The Nearly New Shop, a local thrift and consignment store, was kind enough to loan us a dress mannequin for the program. It really helped to have the dress base on display so grown-ups could see what the final product should look like.

OK, ready to get started? First, wrap the largest piece of poster board around your upper body until both ends almost touch behind your back. Trim with scissors if the bodice is too long, cuts into your armpits, or if you want to create an unusual neckline.

Use a hole punch to make 5 matching pairs of holes down the back of the bodice
(our holes are marked with white rings in the photo so you can see them better).

bodice lacingStarting at the top of the bodice, lace the 4’ piece of ribbon through the holes. Tie
a bow at the bottom.

bodiceNext, wrap the smaller piece of poster board around your waist until both ends almost touch. Use the hole punch to create 2 pairs of holes.

skirt sash holesLace the 2’ piece of ribbon through the holes. Tie a bow.

skirt sashLastly, your shoulder straps! Slip on the bodice and adjust it to the right height on your chest. Punch a hole in the front of your bodice, directly underneath your shoulder. Punch a matching hole in the back. Thread a 20″ piece of tulle ribbon through the hole in the front and knot securely. Pull the tulle ribbon over your shoulder and thread through the hole in the back. Knot tightly and cut off any excess. Repeat on the other side. The finished straps should look like this:

strapsYour dress base is complete!

finishedNow that you know your dress fits, I recommend unlacing the bodice and the skirt sash and laying them flat for decorating. This is especially useful for the skirt sash. It’s easier to make a huge fluffy skirt on a flat surface than a curved surface.

Here are the art supplies we used at the program:

What can I say? We had a tremendous time! The kids not only made dresses, but matching crowns, wands, accessories, hairpieces, and jewelry. It was wonderful.

ringAnd here’s the inspiration for the program, artist Vicky Gebert! Vicky answered questions about her dress, crafted with kids, and generally lent her awesome creative magic to the program.

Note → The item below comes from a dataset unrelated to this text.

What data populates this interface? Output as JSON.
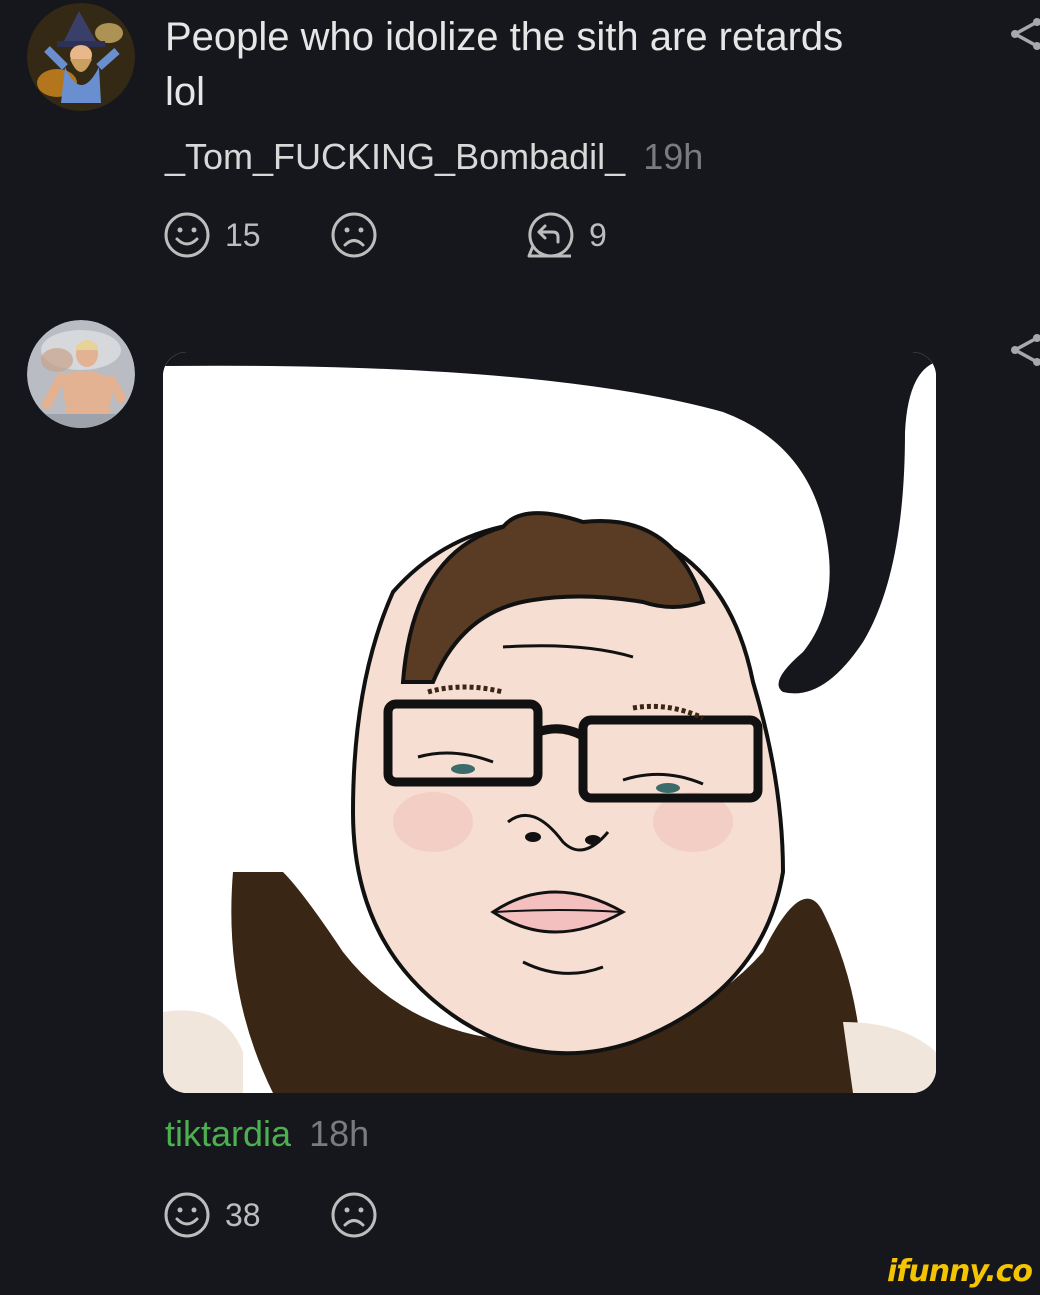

vickyWe were also joined by two Princeton University student groups – the Sustainable Fashion Initiative and the Stella Art Club. They were incredibly creative and incredibly sweet with the kids.

design 1 And now…some of those fantastic, fabulous, and fanciful dresses! Fanfare please…

dress 1dress 9 dress 12 dress 3dress 10 dress 2 dress 20dress 16 dress 19 dress 18 dress 17dress 13 dress 14 dress 11 dress 8 dress 7 dress 6dress 4 dress 5